We are down again tomorrow to meet the heating engineer (who condemned the boiler), an electrician, a pest controller and, I arranged this yesterday, a lettings agent.
If we do decide we have bitten off more than we can chew we have two options: we can sell it in the spring without doing anything (it will sell because of its location and prettiness and potential – which is why we bought it) or we can install a new boiler, scrub and paint the existing kitchen, fit a new bathroom, clean and decorate and tidy throughout and let it as a purely business transaction.
The third option (plan C) is to do the bare minimum to make it habitable for us for the odd weekend and see how we feel in a year’s time. I am hopeless at looking ahead. I live mostly in the present and occasionally I wallow in the past.
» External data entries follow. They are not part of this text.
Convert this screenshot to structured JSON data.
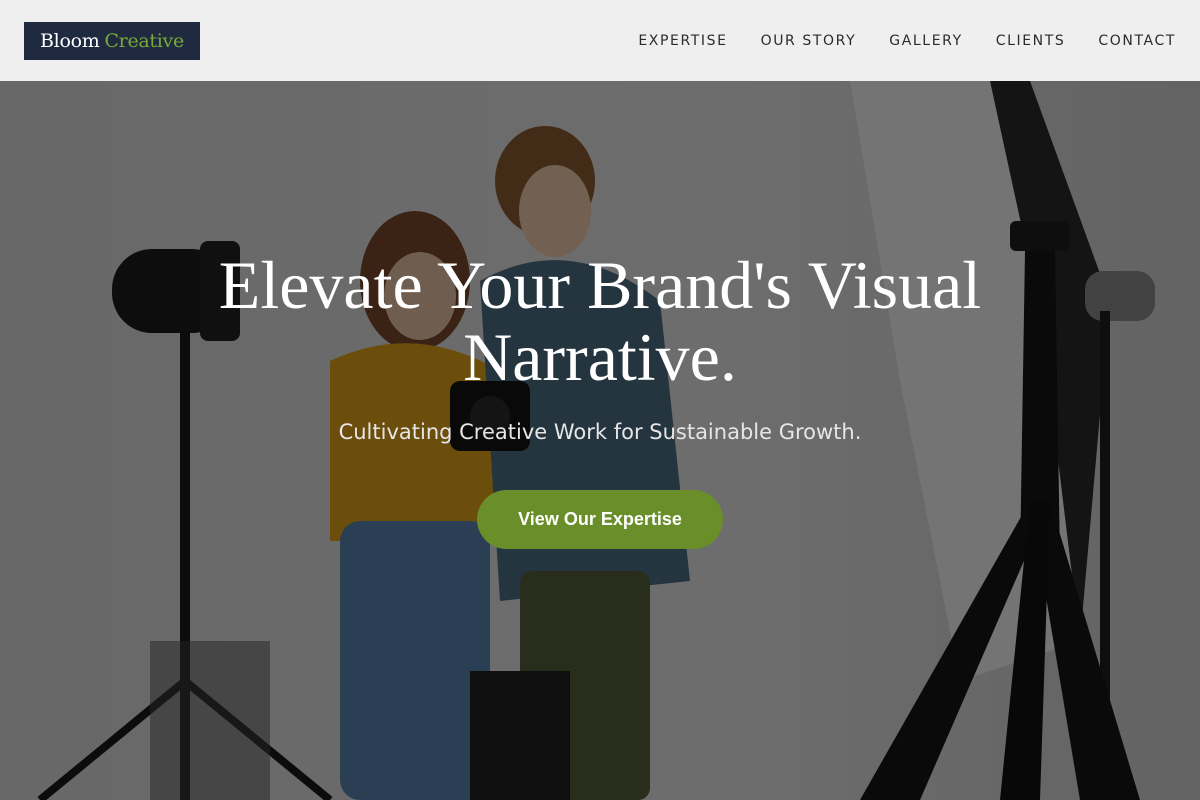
{
  "brand": {
    "name_primary": "Bloom",
    "name_accent": "Creative"
  },
  "nav": {
    "items": [
      {
        "label": "EXPERTISE"
      },
      {
        "label": "OUR STORY"
      },
      {
        "label": "GALLERY"
      },
      {
        "label": "CLIENTS"
      },
      {
        "label": "CONTACT"
      }
    ]
  },
  "hero": {
    "title": "Elevate Your Brand's Visual Narrative.",
    "subtitle": "Cultivating Creative Work for Sustainable Growth.",
    "cta_label": "View Our Expertise"
  },
  "colors": {
    "header_bg": "#efefef",
    "logo_bg": "#1f2a40",
    "logo_accent": "#7aa83a",
    "cta_bg": "#6a8f2a",
    "overlay": "rgba(0,0,0,0.52)"
  },
  "icons": [
    "studio-light-icon",
    "softbox-icon",
    "tripod-icon",
    "camera-icon"
  ]
}
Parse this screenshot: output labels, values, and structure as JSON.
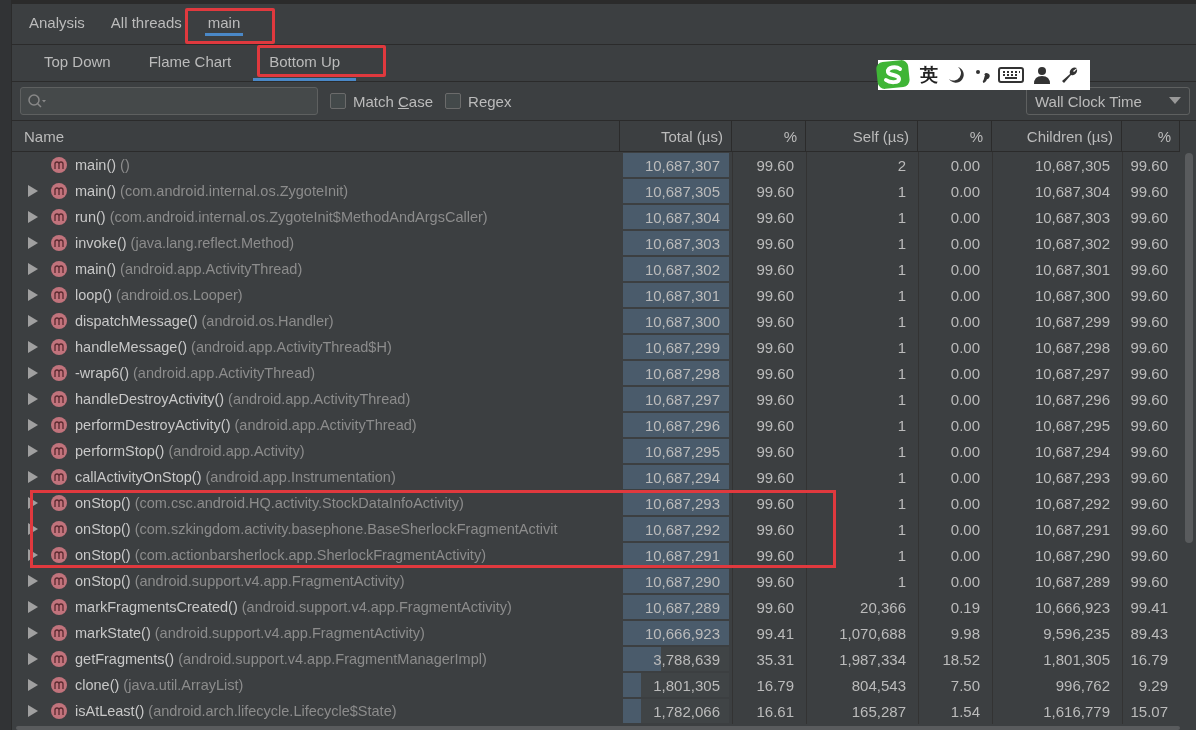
{
  "thread_tabs": [
    {
      "label": "Analysis",
      "selected": false,
      "annotated": false
    },
    {
      "label": "All threads",
      "selected": false,
      "annotated": false
    },
    {
      "label": "main",
      "selected": true,
      "annotated": true
    }
  ],
  "view_tabs": [
    {
      "label": "Top Down",
      "selected": false,
      "annotated": false
    },
    {
      "label": "Flame Chart",
      "selected": false,
      "annotated": false
    },
    {
      "label": "Bottom Up",
      "selected": true,
      "annotated": true
    }
  ],
  "ime_toolbar": {
    "label": "英"
  },
  "options": [
    {
      "label": "Match Case",
      "checked": false
    },
    {
      "label": "Regex",
      "checked": false
    }
  ],
  "clock_dropdown": {
    "value": "Wall Clock Time"
  },
  "table": {
    "columns": [
      "Name",
      "Total (µs)",
      "%",
      "Self (µs)",
      "%",
      "Children (µs)",
      "%"
    ],
    "rows": [
      {
        "method": "main()",
        "class": "()",
        "expandable": false,
        "highlighted": false,
        "total": "10,687,307",
        "level": 1.0,
        "total_pct": "99.60",
        "self": "2",
        "self_pct": "0.00",
        "children": "10,687,305",
        "children_pct": "99.60"
      },
      {
        "method": "main()",
        "class": "(com.android.internal.os.ZygoteInit)",
        "expandable": true,
        "highlighted": false,
        "total": "10,687,305",
        "level": 1.0,
        "total_pct": "99.60",
        "self": "1",
        "self_pct": "0.00",
        "children": "10,687,304",
        "children_pct": "99.60"
      },
      {
        "method": "run()",
        "class": "(com.android.internal.os.ZygoteInit$MethodAndArgsCaller)",
        "expandable": true,
        "highlighted": false,
        "total": "10,687,304",
        "level": 1.0,
        "total_pct": "99.60",
        "self": "1",
        "self_pct": "0.00",
        "children": "10,687,303",
        "children_pct": "99.60"
      },
      {
        "method": "invoke()",
        "class": "(java.lang.reflect.Method)",
        "expandable": true,
        "highlighted": false,
        "total": "10,687,303",
        "level": 1.0,
        "total_pct": "99.60",
        "self": "1",
        "self_pct": "0.00",
        "children": "10,687,302",
        "children_pct": "99.60"
      },
      {
        "method": "main()",
        "class": "(android.app.ActivityThread)",
        "expandable": true,
        "highlighted": false,
        "total": "10,687,302",
        "level": 1.0,
        "total_pct": "99.60",
        "self": "1",
        "self_pct": "0.00",
        "children": "10,687,301",
        "children_pct": "99.60"
      },
      {
        "method": "loop()",
        "class": "(android.os.Looper)",
        "expandable": true,
        "highlighted": false,
        "total": "10,687,301",
        "level": 1.0,
        "total_pct": "99.60",
        "self": "1",
        "self_pct": "0.00",
        "children": "10,687,300",
        "children_pct": "99.60"
      },
      {
        "method": "dispatchMessage()",
        "class": "(android.os.Handler)",
        "expandable": true,
        "highlighted": false,
        "total": "10,687,300",
        "level": 1.0,
        "total_pct": "99.60",
        "self": "1",
        "self_pct": "0.00",
        "children": "10,687,299",
        "children_pct": "99.60"
      },
      {
        "method": "handleMessage()",
        "class": "(android.app.ActivityThread$H)",
        "expandable": true,
        "highlighted": false,
        "total": "10,687,299",
        "level": 1.0,
        "total_pct": "99.60",
        "self": "1",
        "self_pct": "0.00",
        "children": "10,687,298",
        "children_pct": "99.60"
      },
      {
        "method": "-wrap6()",
        "class": "(android.app.ActivityThread)",
        "expandable": true,
        "highlighted": false,
        "total": "10,687,298",
        "level": 1.0,
        "total_pct": "99.60",
        "self": "1",
        "self_pct": "0.00",
        "children": "10,687,297",
        "children_pct": "99.60"
      },
      {
        "method": "handleDestroyActivity()",
        "class": "(android.app.ActivityThread)",
        "expandable": true,
        "highlighted": false,
        "total": "10,687,297",
        "level": 1.0,
        "total_pct": "99.60",
        "self": "1",
        "self_pct": "0.00",
        "children": "10,687,296",
        "children_pct": "99.60"
      },
      {
        "method": "performDestroyActivity()",
        "class": "(android.app.ActivityThread)",
        "expandable": true,
        "highlighted": false,
        "total": "10,687,296",
        "level": 1.0,
        "total_pct": "99.60",
        "self": "1",
        "self_pct": "0.00",
        "children": "10,687,295",
        "children_pct": "99.60"
      },
      {
        "method": "performStop()",
        "class": "(android.app.Activity)",
        "expandable": true,
        "highlighted": false,
        "total": "10,687,295",
        "level": 1.0,
        "total_pct": "99.60",
        "self": "1",
        "self_pct": "0.00",
        "children": "10,687,294",
        "children_pct": "99.60"
      },
      {
        "method": "callActivityOnStop()",
        "class": "(android.app.Instrumentation)",
        "expandable": true,
        "highlighted": false,
        "total": "10,687,294",
        "level": 1.0,
        "total_pct": "99.60",
        "self": "1",
        "self_pct": "0.00",
        "children": "10,687,293",
        "children_pct": "99.60"
      },
      {
        "method": "onStop()",
        "class": "(com.csc.android.HQ.activity.StockDataInfoActivity)",
        "expandable": true,
        "highlighted": true,
        "total": "10,687,293",
        "level": 1.0,
        "total_pct": "99.60",
        "self": "1",
        "self_pct": "0.00",
        "children": "10,687,292",
        "children_pct": "99.60"
      },
      {
        "method": "onStop()",
        "class": "(com.szkingdom.activity.basephone.BaseSherlockFragmentActivit",
        "expandable": true,
        "highlighted": true,
        "total": "10,687,292",
        "level": 1.0,
        "total_pct": "99.60",
        "self": "1",
        "self_pct": "0.00",
        "children": "10,687,291",
        "children_pct": "99.60"
      },
      {
        "method": "onStop()",
        "class": "(com.actionbarsherlock.app.SherlockFragmentActivity)",
        "expandable": true,
        "highlighted": true,
        "total": "10,687,291",
        "level": 1.0,
        "total_pct": "99.60",
        "self": "1",
        "self_pct": "0.00",
        "children": "10,687,290",
        "children_pct": "99.60"
      },
      {
        "method": "onStop()",
        "class": "(android.support.v4.app.FragmentActivity)",
        "expandable": true,
        "highlighted": false,
        "total": "10,687,290",
        "level": 1.0,
        "total_pct": "99.60",
        "self": "1",
        "self_pct": "0.00",
        "children": "10,687,289",
        "children_pct": "99.60"
      },
      {
        "method": "markFragmentsCreated()",
        "class": "(android.support.v4.app.FragmentActivity)",
        "expandable": true,
        "highlighted": false,
        "total": "10,687,289",
        "level": 1.0,
        "total_pct": "99.60",
        "self": "20,366",
        "self_pct": "0.19",
        "children": "10,666,923",
        "children_pct": "99.41"
      },
      {
        "method": "markState()",
        "class": "(android.support.v4.app.FragmentActivity)",
        "expandable": true,
        "highlighted": false,
        "total": "10,666,923",
        "level": 0.998,
        "total_pct": "99.41",
        "self": "1,070,688",
        "self_pct": "9.98",
        "children": "9,596,235",
        "children_pct": "89.43"
      },
      {
        "method": "getFragments()",
        "class": "(android.support.v4.app.FragmentManagerImpl)",
        "expandable": true,
        "highlighted": false,
        "total": "3,788,639",
        "level": 0.354,
        "total_pct": "35.31",
        "self": "1,987,334",
        "self_pct": "18.52",
        "children": "1,801,305",
        "children_pct": "16.79"
      },
      {
        "method": "clone()",
        "class": "(java.util.ArrayList)",
        "expandable": true,
        "highlighted": false,
        "total": "1,801,305",
        "level": 0.169,
        "total_pct": "16.79",
        "self": "804,543",
        "self_pct": "7.50",
        "children": "996,762",
        "children_pct": "9.29"
      },
      {
        "method": "isAtLeast()",
        "class": "(android.arch.lifecycle.Lifecycle$State)",
        "expandable": true,
        "highlighted": false,
        "total": "1,782,066",
        "level": 0.167,
        "total_pct": "16.61",
        "self": "165,287",
        "self_pct": "1.54",
        "children": "1,616,779",
        "children_pct": "15.07"
      }
    ]
  }
}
But if we do think about the future the cottage appears a good place to settle. The hamlet has a good sense of community, two babies have been born recently – one to the farmer’s son only last week which must be a good omen, there is an Anglo-Saxon church, a good pub within walking distance and it seems as if we’ve already met most of the neighbours. There is a Roman villa nearby and if it’s good enough for the Romans …
But I feel so naive and inexperienced and I’m swimming in emotion. My husband has borne the brunt of this. He says we are in it together and can make it work but if not we will sell it.
We have more good friends coming over on Saturday who are just starting a major refurbishment project of their own. L and I worked together 30 years ago and I have seen at first hand how she has transformed unloved houses into welcoming homes. She has already given me some very good advice which is that I will have to learn to love it. I will need to roll up my sleeves, apply some elbow grease, install a boiler, put down some cheap carpet, hang some old curtains and give it time. She also says I need to see it through a set of seasons before making any decision.
This situation has made me realise how much I love my real home, which is nothing special, but is full of lovely memories and is clean, bright, warm and ours.
I keep thinking as I embark on this adventure about the trail-blazing example of Jessica from Rusty Duck and the inspiration of Chloris and her Blooming Garden, about Gillian making her Tales from a Happy House move to the South coast, and Sam who uprooted to A Coastal Plot and so many of you out there who live in the countryside in old houses with rambling gardens which started out as projects. This is a small 1500 square foot cottage in a third of an acre in a lovely Downland hamlet only 20 minutes drive from Chichester, three miles from a mainline station into London and with an award-winning farm shop (and excellent plant nursery) a couple of miles away. Surely we can cope and make it work?
For my husband it is a return to his roots. He was born and bred in Chichester and our life together has always held the promise of living in a cottage at the foot of the South Downs, which sounds romantic and foolish written down. We go to Sussex all the time because it’s nearby and gives us a different perspective. We take our bikes and cycle or walk for miles and come home feeling tired but restored. We visit gardens and houses, see fresh scenery and have a good day out and we will continue to do this as we have done for almost 30 years. Did we have to sink our life savings into an old cottage to prove our mettle to each other, to validate our relationship? I don’t think so. But we are not abandoning our home of the last quarter century. Work and life (and the allotment) will continue here and our new old cottage will be a work in progress. I will keep you posted.